This was really happening. I knew it and he knew it. So I got up and started undressing.
I don’t remember what else I said, but I’m sure it was painful and hysterical. My grief was spilling out everywhere and I was too exhausted to hold it in any longer.
Through my tears I could hear the nurse whispering on the other side of the curtain. I heard the word ‘miscarriage’ and ‘very upset’.
Then another voice from behind the curtain said, “Karin. We know this is a really hard time for you. If wearing your own gown is going to make it easier for you, then you put it on. We will make an exception. We want to make this as comfortable for you as possible.” It was the anesthesiologist.
I put on the gown and got into the bed. The nurse began prepping me and another doctor suggested they give me a sedative. I wanted to explain why it was so important to me. But I in gratitude I was overcome. I could only whisper, Thank-you.
After that I have no memory of what happened next. I just remember waking up and being told it was over.
Our miracle pregnancy was over.
I don’t know what happened to our baby but I’m trying to get to a place where there is comfort in believing our baby is now whole, healed and perfect, in heaven.
But he said to me, “My grace is sufficient for you, for my power is made perfect in weakness.” Therefore I will boast all the more gladly about my weaknesses, so that Christ’s power may rest on me.
2 Corinithians 12:9 NIV
During our pregnancy, just eleven days after finding out I was pregnant, I had a severe allergic reaction at 3am. I was alone in our home with five children and my tongue was swelling in my mouth and it was difficult to swallow or speak. In an ambulance I had been given medications to save my life that were considered class B and C medications.
For the entire length of my pregnancy I worried that these medications had harmed our baby.
I prayed frequently for God to heal our baby if anything was wrong. Perhaps He did, in the best possible way He knew how.
In the most complete way. Free of ever knowing pain and only knowing the glory of eternity.
At times I feel I am drowning in an endless sea of grief.

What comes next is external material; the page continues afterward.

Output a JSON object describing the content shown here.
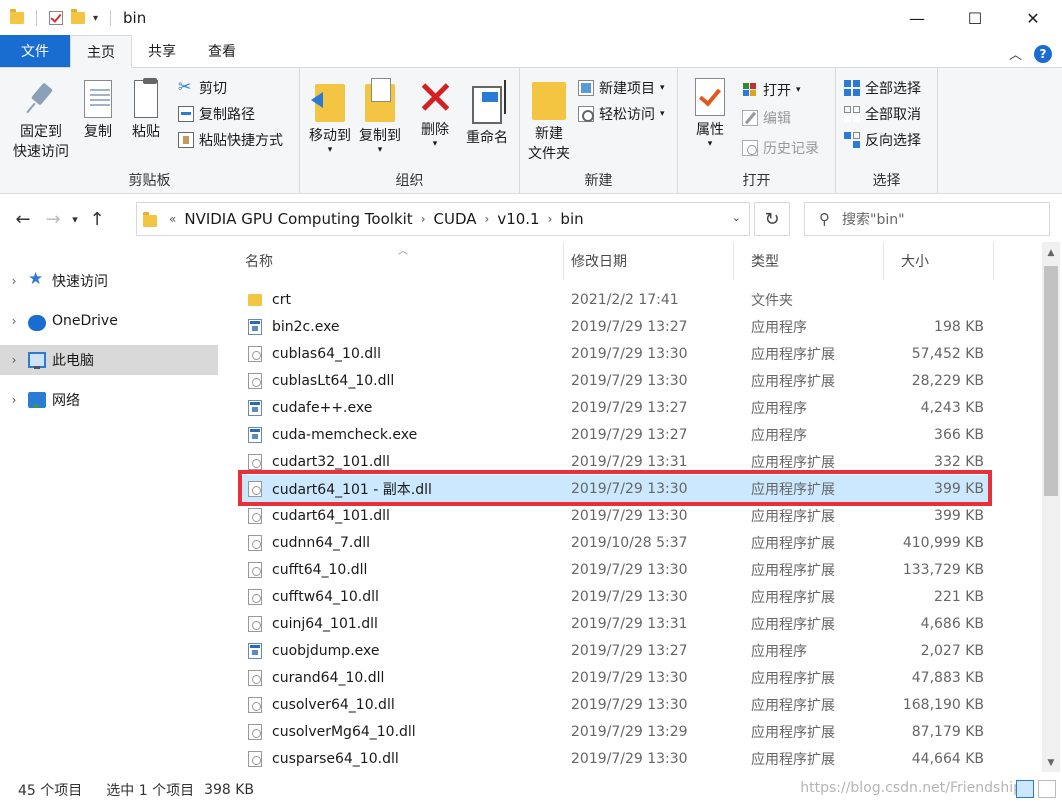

It swallows me whole and I welcome it.
Other times, I feel that I’m the only one mourning this baby and so I have to cry enough for everyone to give value to our child’s short life inside my womb.
I wish our baby could have known our love.
I wish I could have held our baby in my arms.
But when I can step outside of my own grief and selfishness, I know that being in the arms of the Father and receiving His perfect love, is greater than anything I had to offer our baby this side of heaven.
And so I lean into that truth and I desperately cling to it.
His grace is sufficient.